What you should do: All lines of the records below that contain the word "icon" must be listed.

[Interface dataset entries]

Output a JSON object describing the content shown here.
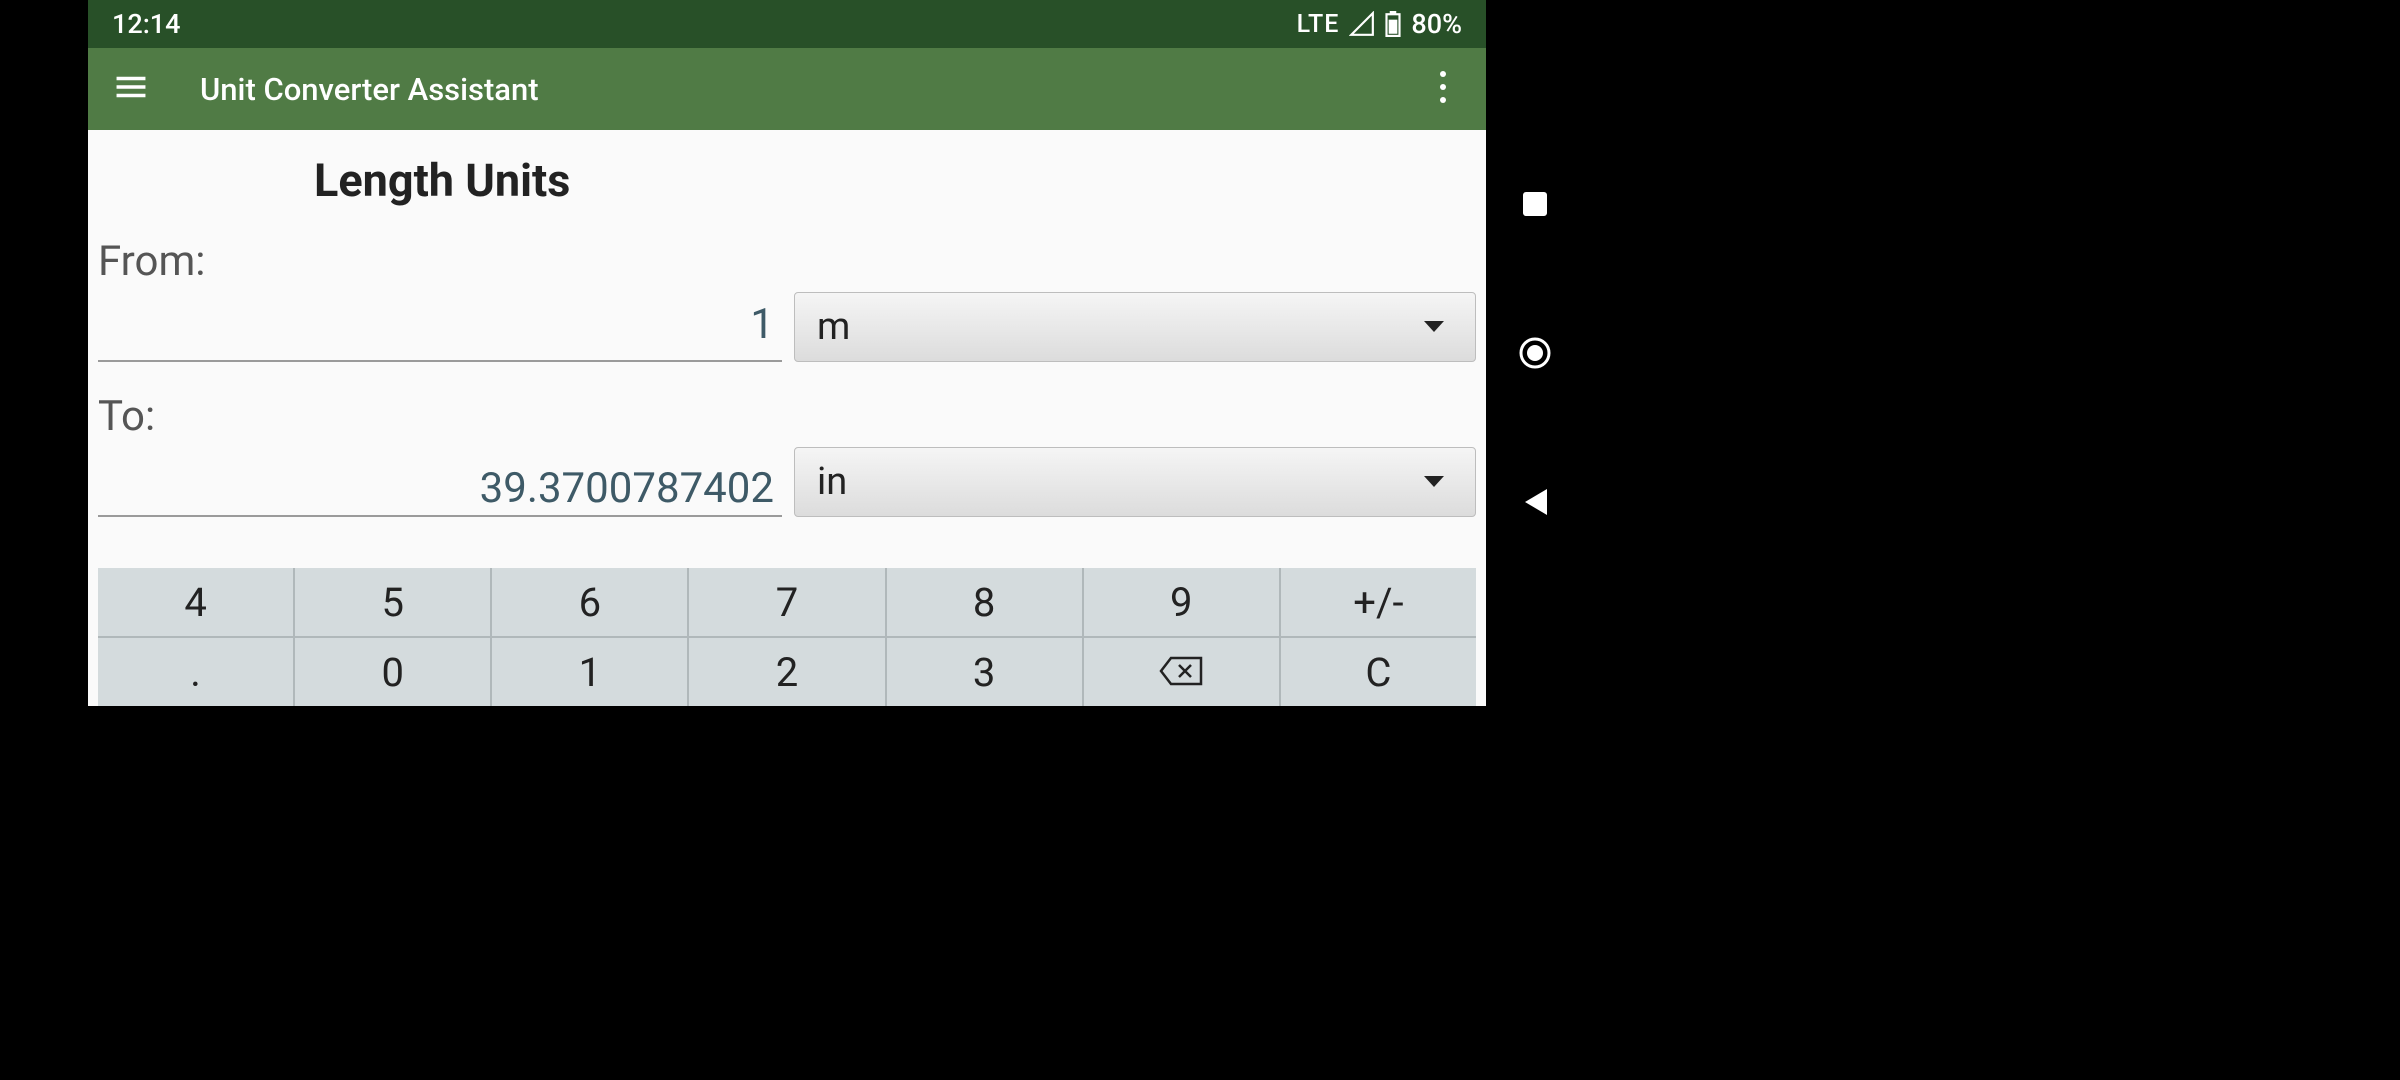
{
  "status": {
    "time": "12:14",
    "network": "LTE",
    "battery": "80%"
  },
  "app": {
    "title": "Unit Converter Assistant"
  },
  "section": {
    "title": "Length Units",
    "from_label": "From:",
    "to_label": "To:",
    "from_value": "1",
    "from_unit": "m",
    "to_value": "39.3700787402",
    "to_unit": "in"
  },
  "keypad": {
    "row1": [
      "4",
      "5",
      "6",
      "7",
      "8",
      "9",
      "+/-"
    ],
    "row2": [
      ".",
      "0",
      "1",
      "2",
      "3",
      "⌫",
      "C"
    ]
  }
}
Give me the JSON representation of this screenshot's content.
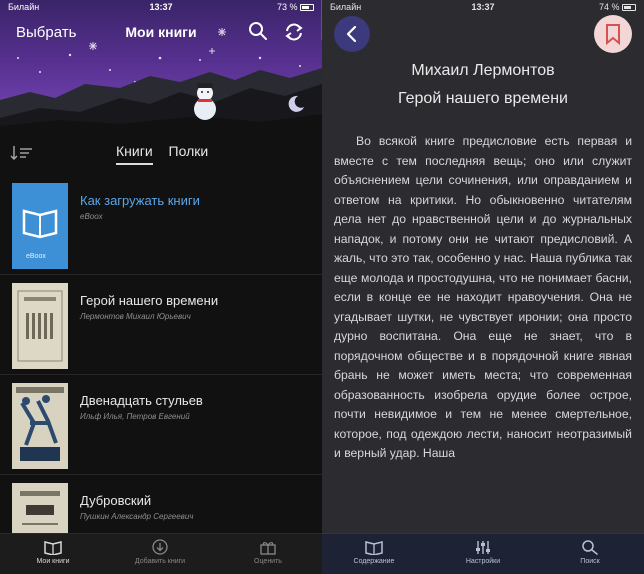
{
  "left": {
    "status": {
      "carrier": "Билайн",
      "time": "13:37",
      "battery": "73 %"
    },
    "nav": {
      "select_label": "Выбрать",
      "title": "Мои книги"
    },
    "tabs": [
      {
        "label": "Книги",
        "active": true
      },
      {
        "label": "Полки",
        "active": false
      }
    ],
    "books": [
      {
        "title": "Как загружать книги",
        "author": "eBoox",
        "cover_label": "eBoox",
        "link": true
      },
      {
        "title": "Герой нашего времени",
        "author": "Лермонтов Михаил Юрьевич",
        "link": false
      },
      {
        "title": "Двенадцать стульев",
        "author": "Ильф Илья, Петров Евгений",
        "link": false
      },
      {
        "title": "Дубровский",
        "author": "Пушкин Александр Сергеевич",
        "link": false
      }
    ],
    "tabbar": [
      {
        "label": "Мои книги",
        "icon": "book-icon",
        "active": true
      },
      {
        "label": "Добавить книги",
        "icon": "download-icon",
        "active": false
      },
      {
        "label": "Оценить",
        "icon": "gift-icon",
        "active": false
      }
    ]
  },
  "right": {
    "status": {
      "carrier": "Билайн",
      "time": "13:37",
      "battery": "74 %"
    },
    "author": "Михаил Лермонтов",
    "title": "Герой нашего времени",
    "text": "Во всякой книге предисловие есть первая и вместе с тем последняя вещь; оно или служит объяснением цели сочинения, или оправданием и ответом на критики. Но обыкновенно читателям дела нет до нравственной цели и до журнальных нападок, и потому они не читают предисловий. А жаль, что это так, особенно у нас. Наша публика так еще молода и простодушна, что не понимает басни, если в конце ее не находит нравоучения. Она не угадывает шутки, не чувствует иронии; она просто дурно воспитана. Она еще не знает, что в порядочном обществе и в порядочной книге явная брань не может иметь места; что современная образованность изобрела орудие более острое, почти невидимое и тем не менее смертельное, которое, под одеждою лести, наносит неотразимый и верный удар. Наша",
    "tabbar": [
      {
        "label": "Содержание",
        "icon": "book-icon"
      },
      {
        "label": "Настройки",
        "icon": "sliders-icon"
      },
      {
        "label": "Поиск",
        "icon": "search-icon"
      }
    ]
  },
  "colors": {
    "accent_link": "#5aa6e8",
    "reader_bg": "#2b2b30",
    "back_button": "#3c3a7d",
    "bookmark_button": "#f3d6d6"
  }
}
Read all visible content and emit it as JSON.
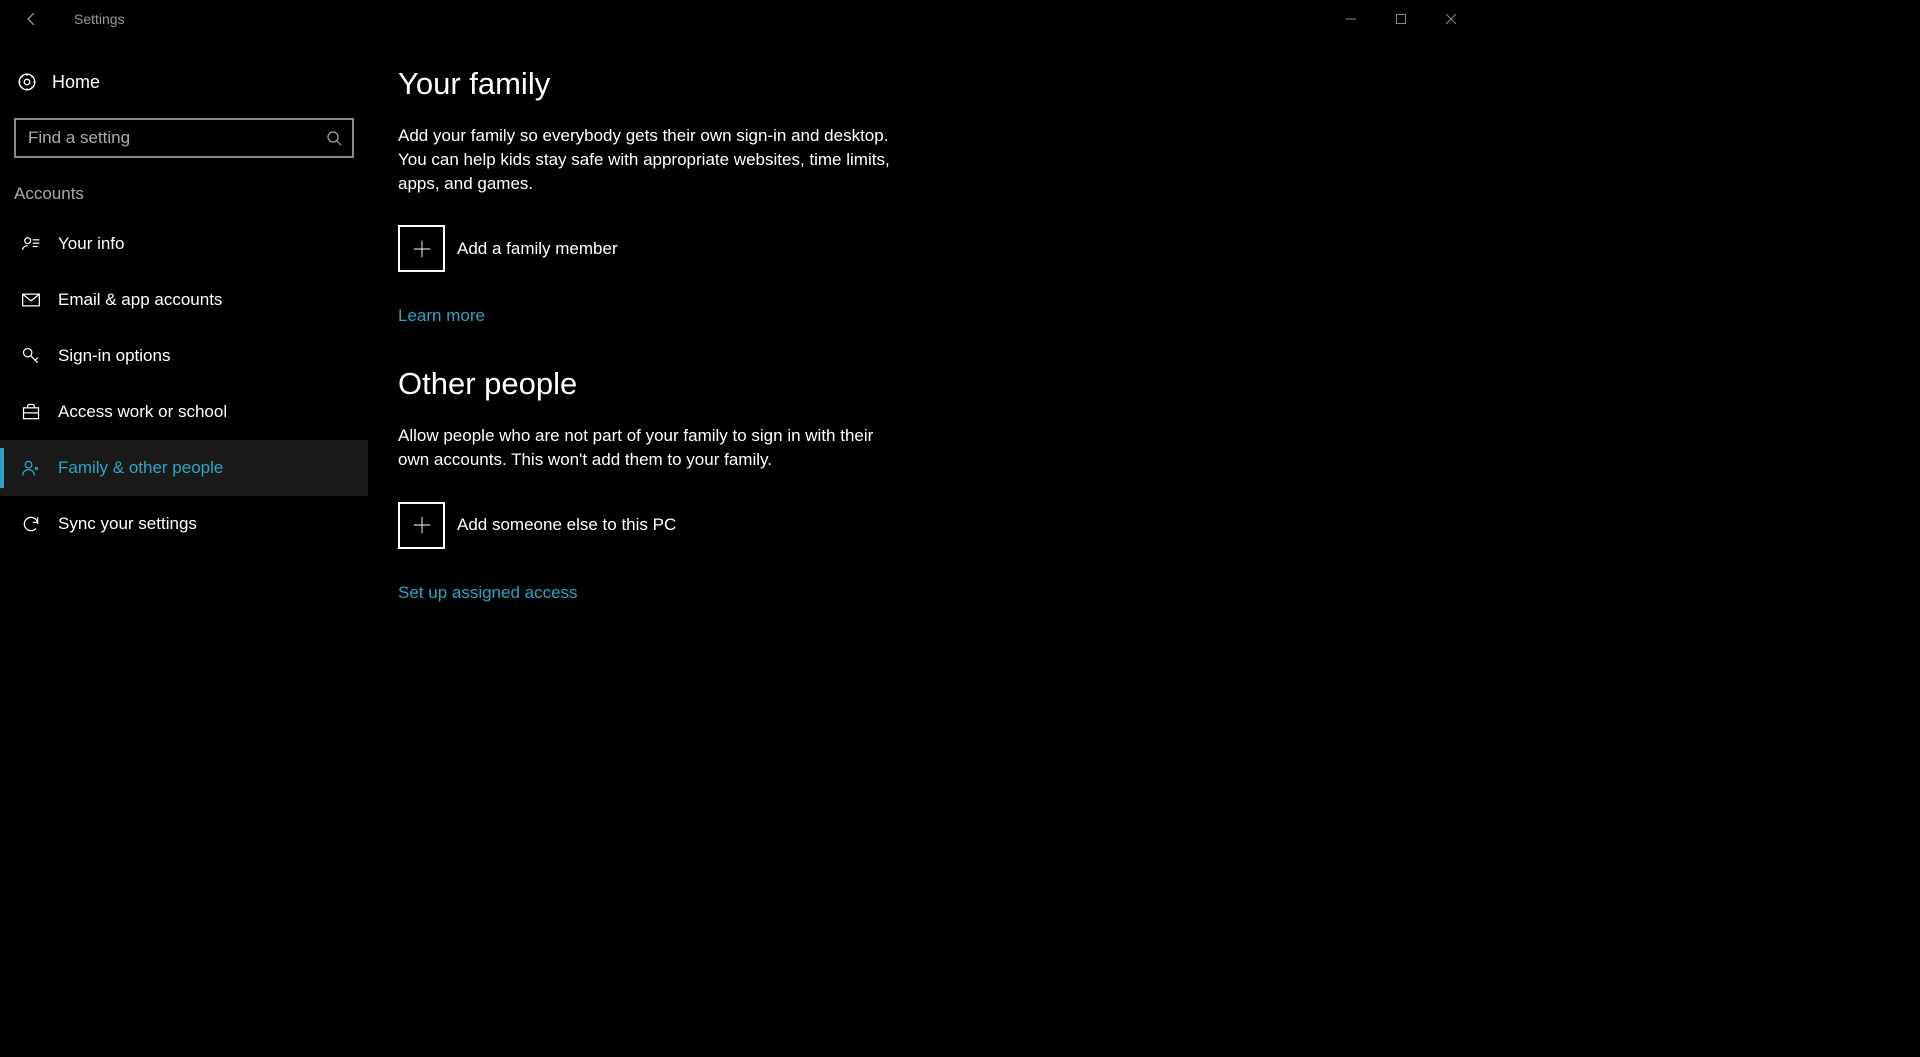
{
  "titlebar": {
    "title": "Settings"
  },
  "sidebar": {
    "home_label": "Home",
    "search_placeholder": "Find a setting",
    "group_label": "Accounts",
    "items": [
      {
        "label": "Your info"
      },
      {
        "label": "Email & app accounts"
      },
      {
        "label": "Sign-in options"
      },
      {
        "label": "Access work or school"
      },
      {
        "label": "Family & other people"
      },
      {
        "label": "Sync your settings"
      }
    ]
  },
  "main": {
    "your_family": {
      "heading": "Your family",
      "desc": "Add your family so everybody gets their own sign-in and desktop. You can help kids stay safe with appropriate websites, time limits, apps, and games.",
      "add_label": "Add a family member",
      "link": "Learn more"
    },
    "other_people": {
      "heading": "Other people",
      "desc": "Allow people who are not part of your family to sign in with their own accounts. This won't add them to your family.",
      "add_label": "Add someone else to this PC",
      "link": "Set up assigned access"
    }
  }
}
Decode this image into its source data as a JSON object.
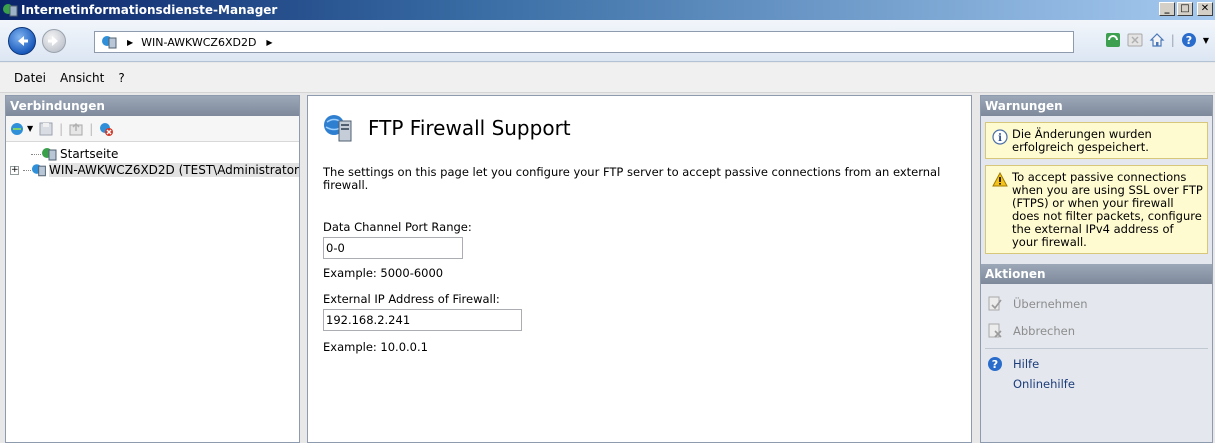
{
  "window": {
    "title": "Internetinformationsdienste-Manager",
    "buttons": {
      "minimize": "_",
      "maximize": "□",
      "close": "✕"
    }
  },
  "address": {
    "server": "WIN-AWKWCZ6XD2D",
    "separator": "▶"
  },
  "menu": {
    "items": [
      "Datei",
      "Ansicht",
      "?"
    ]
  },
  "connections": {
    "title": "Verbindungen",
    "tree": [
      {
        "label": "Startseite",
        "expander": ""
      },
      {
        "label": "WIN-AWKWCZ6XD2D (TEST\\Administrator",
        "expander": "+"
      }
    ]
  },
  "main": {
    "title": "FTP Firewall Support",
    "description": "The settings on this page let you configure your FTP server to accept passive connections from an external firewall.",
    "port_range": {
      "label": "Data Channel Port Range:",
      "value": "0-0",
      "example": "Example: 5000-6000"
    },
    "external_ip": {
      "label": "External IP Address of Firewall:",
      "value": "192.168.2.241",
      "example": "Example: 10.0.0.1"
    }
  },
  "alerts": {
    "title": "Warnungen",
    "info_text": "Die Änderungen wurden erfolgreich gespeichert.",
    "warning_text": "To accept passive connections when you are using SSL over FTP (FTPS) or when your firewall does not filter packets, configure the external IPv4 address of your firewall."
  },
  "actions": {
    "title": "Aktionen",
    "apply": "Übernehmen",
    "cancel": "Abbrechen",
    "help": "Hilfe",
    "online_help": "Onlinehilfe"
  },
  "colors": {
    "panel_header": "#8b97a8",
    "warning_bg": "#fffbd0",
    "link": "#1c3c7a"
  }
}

Answer below:
        "icon": "book-icon",
        "icon": "download-icon",
        "icon": "gift-icon",
        "icon": "book-icon"
        "icon": "sliders-icon"
        "icon": "search-icon"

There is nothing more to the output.